Although we have gotten more and more interested in the historic context of playing cards too, we basically still collect out of passion for the designs on the cards. We've never looked at our collection as an investment for the future. The above deck brings us pleasure and we enjoy the graphics. Whether it's a first or second edition, is not that important for us. The illustrations are the same and by our standards the deck should to be in our collection.
However, at the moment there is a dealer on Ebay, who has added to each item description of his decks a text, in which he proclaims that collecting playing cards will be a good investment for the future, as prices of antique decks will only go up. To spice that up, he asks rather high prices for his antique decks. But that's not our concern, anyone is free to ask whatever he wants. We will not name and shame the dealer here either, but if any of our visitors ever finds one of his decks on Ebay and has read his optimistic text, be aware of the following............

The price of a deck is, just like any other commodity, bound by a simple economic law: that of demand and supply. In the days before the internet, collectors only had a few meetings per year, where they could buy and sell their decks. Decks that they may have found in garage sales, antique shops or at a flea market, but didn't fit in their collection were offered and the offer by other collectors was inspected for new additions for their collection. These meetings and the occasional auction house were the only places where collectors could buy the decks that they wanted for their collection. So the demand was often higher than the supply and most of the antique decks made great prices. However, the rise of the internet and especially auction sites have changed that landscape completely.

It took less than 10 years, but now you can choose from over 9000 decks on any given day at Ebay. And that number will probably keep on growing for a while. For us most of it is rubbish, but each week you may find some real treasures too. So the supply is much larger than in the old, pre-internet days. On the other hand there's no significant growth in demand. The average age of the playing card collector is steadily rising each year and clubs like the IPCS and the 52+Joker have been trying to interest younger generations for years now without any significant success. Sadly, some collectors have deceased in the meantime and their collection was auctioned or sold by their family. And some elderly collectors have decided to sell their collection and leave the revenues to their children.

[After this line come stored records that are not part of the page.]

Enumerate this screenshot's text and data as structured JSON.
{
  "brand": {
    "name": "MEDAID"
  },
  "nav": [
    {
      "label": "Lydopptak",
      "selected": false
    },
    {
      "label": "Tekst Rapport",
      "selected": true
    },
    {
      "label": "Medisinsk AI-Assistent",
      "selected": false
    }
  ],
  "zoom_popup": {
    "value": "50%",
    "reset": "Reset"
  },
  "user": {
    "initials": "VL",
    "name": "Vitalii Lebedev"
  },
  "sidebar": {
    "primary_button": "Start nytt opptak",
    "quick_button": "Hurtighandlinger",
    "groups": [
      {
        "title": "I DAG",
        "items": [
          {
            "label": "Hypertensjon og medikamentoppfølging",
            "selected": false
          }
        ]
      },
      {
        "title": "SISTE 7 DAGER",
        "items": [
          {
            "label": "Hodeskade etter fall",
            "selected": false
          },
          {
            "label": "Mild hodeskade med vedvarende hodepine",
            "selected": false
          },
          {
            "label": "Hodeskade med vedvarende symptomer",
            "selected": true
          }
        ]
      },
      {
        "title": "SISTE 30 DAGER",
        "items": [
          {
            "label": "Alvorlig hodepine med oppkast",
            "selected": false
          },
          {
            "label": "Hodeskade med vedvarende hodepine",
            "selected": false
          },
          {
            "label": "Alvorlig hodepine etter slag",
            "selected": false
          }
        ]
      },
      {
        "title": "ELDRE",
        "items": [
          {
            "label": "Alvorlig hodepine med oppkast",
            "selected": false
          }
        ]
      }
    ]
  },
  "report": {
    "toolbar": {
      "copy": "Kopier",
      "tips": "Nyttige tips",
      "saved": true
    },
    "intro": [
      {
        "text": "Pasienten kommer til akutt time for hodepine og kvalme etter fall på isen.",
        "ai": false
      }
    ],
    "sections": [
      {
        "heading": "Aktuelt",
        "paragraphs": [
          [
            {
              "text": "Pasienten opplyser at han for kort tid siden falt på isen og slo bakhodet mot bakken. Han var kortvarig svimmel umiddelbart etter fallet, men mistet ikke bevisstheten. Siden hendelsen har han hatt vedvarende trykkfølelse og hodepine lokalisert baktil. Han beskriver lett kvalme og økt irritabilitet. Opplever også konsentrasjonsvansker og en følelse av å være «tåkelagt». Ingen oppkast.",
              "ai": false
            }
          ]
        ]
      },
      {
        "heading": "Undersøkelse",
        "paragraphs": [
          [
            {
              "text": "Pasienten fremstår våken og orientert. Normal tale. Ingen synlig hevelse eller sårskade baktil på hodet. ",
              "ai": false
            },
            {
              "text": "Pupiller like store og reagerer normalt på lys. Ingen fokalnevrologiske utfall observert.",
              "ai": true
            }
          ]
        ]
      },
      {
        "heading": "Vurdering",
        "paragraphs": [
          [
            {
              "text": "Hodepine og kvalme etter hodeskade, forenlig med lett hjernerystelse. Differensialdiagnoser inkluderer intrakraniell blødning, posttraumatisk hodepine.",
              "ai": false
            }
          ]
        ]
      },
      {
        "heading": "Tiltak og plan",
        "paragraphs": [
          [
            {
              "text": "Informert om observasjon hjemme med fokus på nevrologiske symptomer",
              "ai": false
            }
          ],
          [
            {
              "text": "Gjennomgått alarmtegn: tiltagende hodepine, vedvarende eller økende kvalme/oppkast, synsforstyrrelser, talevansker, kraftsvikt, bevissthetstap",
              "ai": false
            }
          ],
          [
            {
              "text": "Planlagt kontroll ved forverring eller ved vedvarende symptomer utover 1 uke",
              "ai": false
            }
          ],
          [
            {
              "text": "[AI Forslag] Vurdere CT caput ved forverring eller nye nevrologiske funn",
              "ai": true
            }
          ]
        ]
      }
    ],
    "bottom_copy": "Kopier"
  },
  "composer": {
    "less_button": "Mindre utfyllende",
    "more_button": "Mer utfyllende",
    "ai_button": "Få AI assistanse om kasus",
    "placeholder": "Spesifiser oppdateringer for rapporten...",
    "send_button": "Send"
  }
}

So we fear that this situation of more supply than demand will only get worse in the coming decades and prices of 19th century decks will only drop further, with the possible exception of a few real rare ones. We're not that pessimistic about the prices of even earlier decks, but the future will have to prove us right about that first.
For us collecting is not about making a profit. We do deal in cards to make a profit, but that's only to keep our own collecting as budget neutral as possible. In our will we've dedicated parts of our collection to a number of playing card museums around the world, and in the meantime we just keep enjoying our cards.